■ Instructions to follow: If a line in the listing contains "long", copy it out whole.

#### Data for the task

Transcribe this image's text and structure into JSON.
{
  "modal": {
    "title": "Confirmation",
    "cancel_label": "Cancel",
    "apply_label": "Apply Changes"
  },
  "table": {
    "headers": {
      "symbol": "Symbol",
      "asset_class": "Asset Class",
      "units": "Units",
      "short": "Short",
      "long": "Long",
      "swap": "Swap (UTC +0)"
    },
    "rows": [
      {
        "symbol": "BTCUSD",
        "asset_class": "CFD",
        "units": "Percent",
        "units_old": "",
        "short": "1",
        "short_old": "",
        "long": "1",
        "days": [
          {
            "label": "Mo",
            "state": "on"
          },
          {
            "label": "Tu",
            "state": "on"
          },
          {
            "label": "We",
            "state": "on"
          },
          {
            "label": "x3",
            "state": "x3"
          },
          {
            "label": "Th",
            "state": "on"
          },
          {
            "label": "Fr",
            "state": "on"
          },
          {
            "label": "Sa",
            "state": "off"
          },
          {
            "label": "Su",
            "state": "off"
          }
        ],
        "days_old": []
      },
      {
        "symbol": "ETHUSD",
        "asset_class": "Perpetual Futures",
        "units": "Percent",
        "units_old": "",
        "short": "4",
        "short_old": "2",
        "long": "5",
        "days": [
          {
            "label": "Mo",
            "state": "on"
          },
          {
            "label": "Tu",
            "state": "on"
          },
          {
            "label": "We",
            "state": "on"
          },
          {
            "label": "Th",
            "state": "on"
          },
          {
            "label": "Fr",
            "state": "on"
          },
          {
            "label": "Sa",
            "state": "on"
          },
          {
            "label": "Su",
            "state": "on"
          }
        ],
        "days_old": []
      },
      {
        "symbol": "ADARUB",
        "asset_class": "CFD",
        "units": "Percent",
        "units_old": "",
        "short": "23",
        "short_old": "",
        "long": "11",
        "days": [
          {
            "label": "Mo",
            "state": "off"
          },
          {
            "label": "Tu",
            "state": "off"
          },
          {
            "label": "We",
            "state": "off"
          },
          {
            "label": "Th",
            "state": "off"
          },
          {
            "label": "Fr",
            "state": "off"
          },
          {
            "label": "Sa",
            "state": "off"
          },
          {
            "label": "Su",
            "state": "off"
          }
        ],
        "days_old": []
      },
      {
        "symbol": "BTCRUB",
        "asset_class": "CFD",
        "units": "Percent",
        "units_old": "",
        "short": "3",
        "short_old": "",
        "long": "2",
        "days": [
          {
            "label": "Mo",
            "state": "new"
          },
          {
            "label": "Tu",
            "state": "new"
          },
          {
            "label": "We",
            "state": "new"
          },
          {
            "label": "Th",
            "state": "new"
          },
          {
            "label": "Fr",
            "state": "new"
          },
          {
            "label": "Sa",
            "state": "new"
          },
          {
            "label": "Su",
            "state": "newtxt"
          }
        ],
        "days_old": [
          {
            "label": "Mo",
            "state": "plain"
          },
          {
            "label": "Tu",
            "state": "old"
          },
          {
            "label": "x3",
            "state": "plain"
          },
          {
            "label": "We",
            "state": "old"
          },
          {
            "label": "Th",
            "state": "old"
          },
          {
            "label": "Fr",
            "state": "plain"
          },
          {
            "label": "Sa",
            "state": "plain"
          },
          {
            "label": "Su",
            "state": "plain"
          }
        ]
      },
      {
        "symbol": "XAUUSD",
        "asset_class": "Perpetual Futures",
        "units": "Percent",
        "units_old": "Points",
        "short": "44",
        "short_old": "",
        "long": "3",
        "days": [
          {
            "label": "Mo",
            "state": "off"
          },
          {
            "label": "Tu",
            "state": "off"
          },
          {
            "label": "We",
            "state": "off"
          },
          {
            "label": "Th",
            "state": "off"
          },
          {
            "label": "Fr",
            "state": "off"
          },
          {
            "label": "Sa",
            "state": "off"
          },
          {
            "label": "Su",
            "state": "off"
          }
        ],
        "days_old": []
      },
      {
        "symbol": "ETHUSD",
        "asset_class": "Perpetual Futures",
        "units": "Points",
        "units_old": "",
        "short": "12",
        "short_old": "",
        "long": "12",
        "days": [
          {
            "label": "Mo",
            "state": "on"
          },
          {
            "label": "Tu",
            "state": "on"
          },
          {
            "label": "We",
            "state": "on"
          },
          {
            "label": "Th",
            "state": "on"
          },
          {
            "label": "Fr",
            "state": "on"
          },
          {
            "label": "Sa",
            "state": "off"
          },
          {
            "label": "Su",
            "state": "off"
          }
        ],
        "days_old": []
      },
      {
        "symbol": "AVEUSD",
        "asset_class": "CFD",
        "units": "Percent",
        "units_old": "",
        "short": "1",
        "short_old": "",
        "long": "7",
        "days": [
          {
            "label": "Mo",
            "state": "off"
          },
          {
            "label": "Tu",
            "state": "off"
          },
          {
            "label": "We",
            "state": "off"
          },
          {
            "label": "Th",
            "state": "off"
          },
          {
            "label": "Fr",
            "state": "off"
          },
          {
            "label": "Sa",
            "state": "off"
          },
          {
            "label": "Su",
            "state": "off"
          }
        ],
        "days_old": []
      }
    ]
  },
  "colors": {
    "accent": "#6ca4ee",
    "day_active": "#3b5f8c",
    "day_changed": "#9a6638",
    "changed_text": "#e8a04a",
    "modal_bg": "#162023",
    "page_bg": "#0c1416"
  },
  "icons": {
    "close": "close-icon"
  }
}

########

■ Task solution:
      "long": "Long",
        "long": "1",
        "long": "5",
        "long": "11",
        "long": "2",
        "long": "3",
        "long": "12",
        "long": "7",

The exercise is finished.